App and web page records
════════

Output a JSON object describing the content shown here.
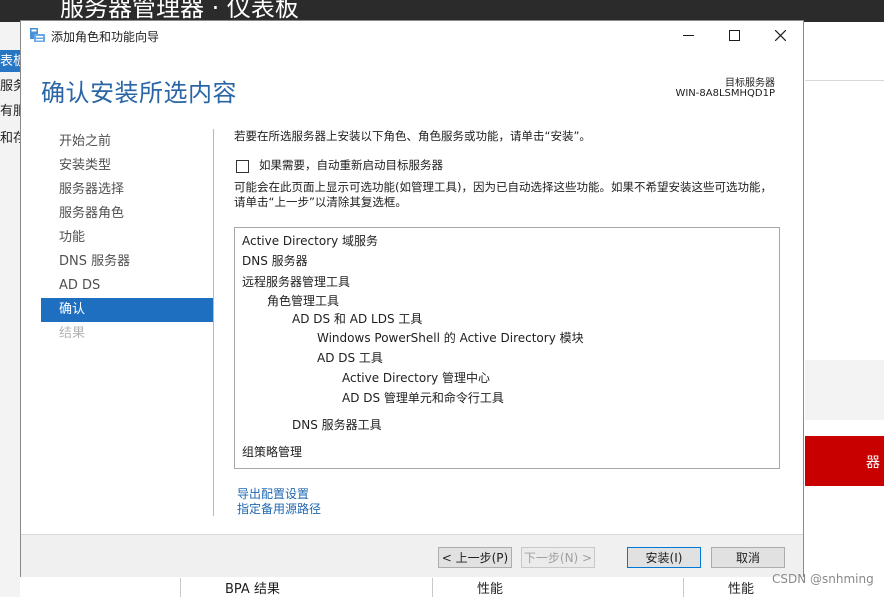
{
  "background": {
    "app_title": "服务器管理器 · 仪表板",
    "nav_items": [
      "表板",
      "服务器",
      "有服务器",
      "和存储服务"
    ],
    "red_tile_text": "器",
    "bottom_cells": [
      "BPA 结果",
      "性能",
      "性能"
    ],
    "watermark": "CSDN @snhming"
  },
  "dialog": {
    "title": "添加角色和功能向导",
    "heading": "确认安装所选内容",
    "target_label": "目标服务器",
    "target_name": "WIN-8A8LSMHQD1P",
    "window_controls": {
      "minimize": "—",
      "maximize": "☐",
      "close": "✕"
    },
    "steps": [
      {
        "label": "开始之前",
        "state": "normal"
      },
      {
        "label": "安装类型",
        "state": "normal"
      },
      {
        "label": "服务器选择",
        "state": "normal"
      },
      {
        "label": "服务器角色",
        "state": "normal"
      },
      {
        "label": "功能",
        "state": "normal"
      },
      {
        "label": "DNS 服务器",
        "state": "normal"
      },
      {
        "label": "AD DS",
        "state": "normal"
      },
      {
        "label": "确认",
        "state": "active"
      },
      {
        "label": "结果",
        "state": "disabled"
      }
    ],
    "intro": "若要在所选服务器上安装以下角色、角色服务或功能，请单击“安装”。",
    "restart_checkbox": {
      "label": "如果需要，自动重新启动目标服务器",
      "checked": false
    },
    "note": "可能会在此页面上显示可选功能(如管理工具)，因为已自动选择这些功能。如果不希望安装这些可选功能，请单击“上一步”以清除其复选框。",
    "features": [
      {
        "label": "Active Directory 域服务",
        "level": 0
      },
      {
        "label": "DNS 服务器",
        "level": 0
      },
      {
        "label": "远程服务器管理工具",
        "level": 0
      },
      {
        "label": "角色管理工具",
        "level": 1
      },
      {
        "label": "AD DS 和 AD LDS 工具",
        "level": 2
      },
      {
        "label": "Windows PowerShell 的 Active Directory 模块",
        "level": 3
      },
      {
        "label": "AD DS 工具",
        "level": 3
      },
      {
        "label": "Active Directory 管理中心",
        "level": 4
      },
      {
        "label": "AD DS 管理单元和命令行工具",
        "level": 4
      },
      {
        "label": "DNS 服务器工具",
        "level": 2
      },
      {
        "label": "组策略管理",
        "level": 0
      }
    ],
    "links": {
      "export": "导出配置设置",
      "alt_source": "指定备用源路径"
    },
    "buttons": {
      "previous": "< 上一步(P)",
      "next": "下一步(N) >",
      "install": "安装(I)",
      "cancel": "取消"
    }
  },
  "colors": {
    "accent": "#1e6fc0",
    "heading": "#2a66a6",
    "link": "#1f67b0",
    "red_tile": "#c90000"
  }
}
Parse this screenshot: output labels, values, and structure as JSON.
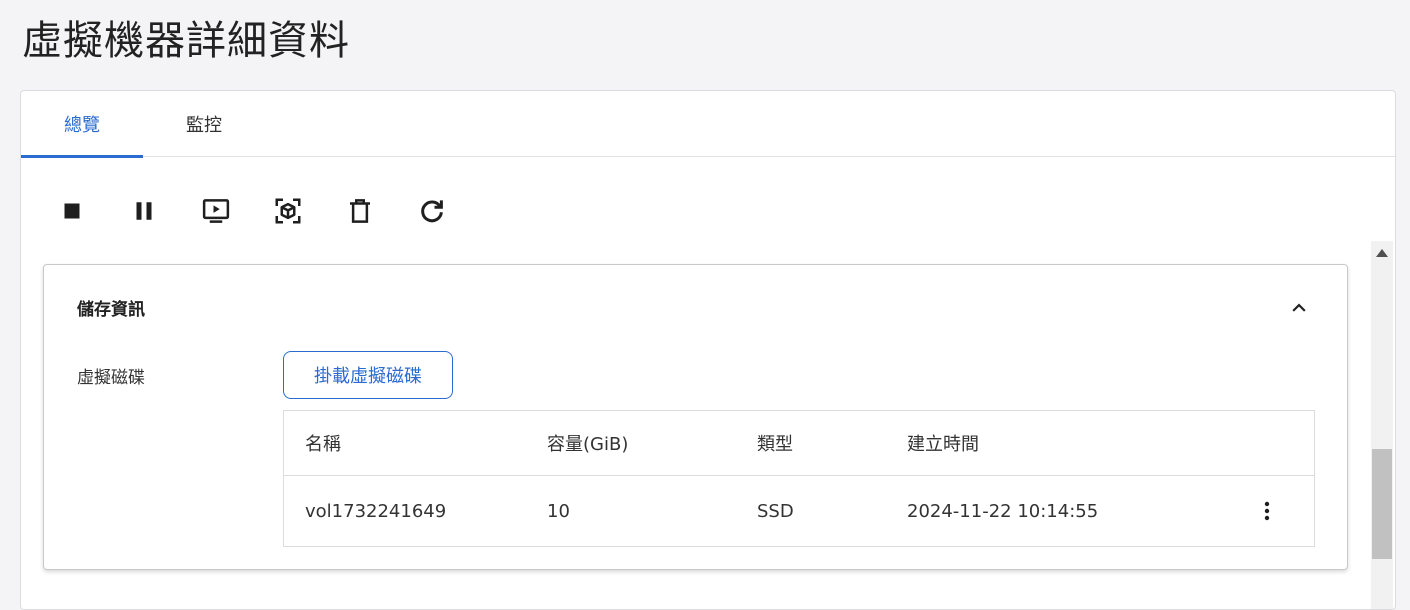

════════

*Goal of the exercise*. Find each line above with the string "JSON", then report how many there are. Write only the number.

*Your response*. 2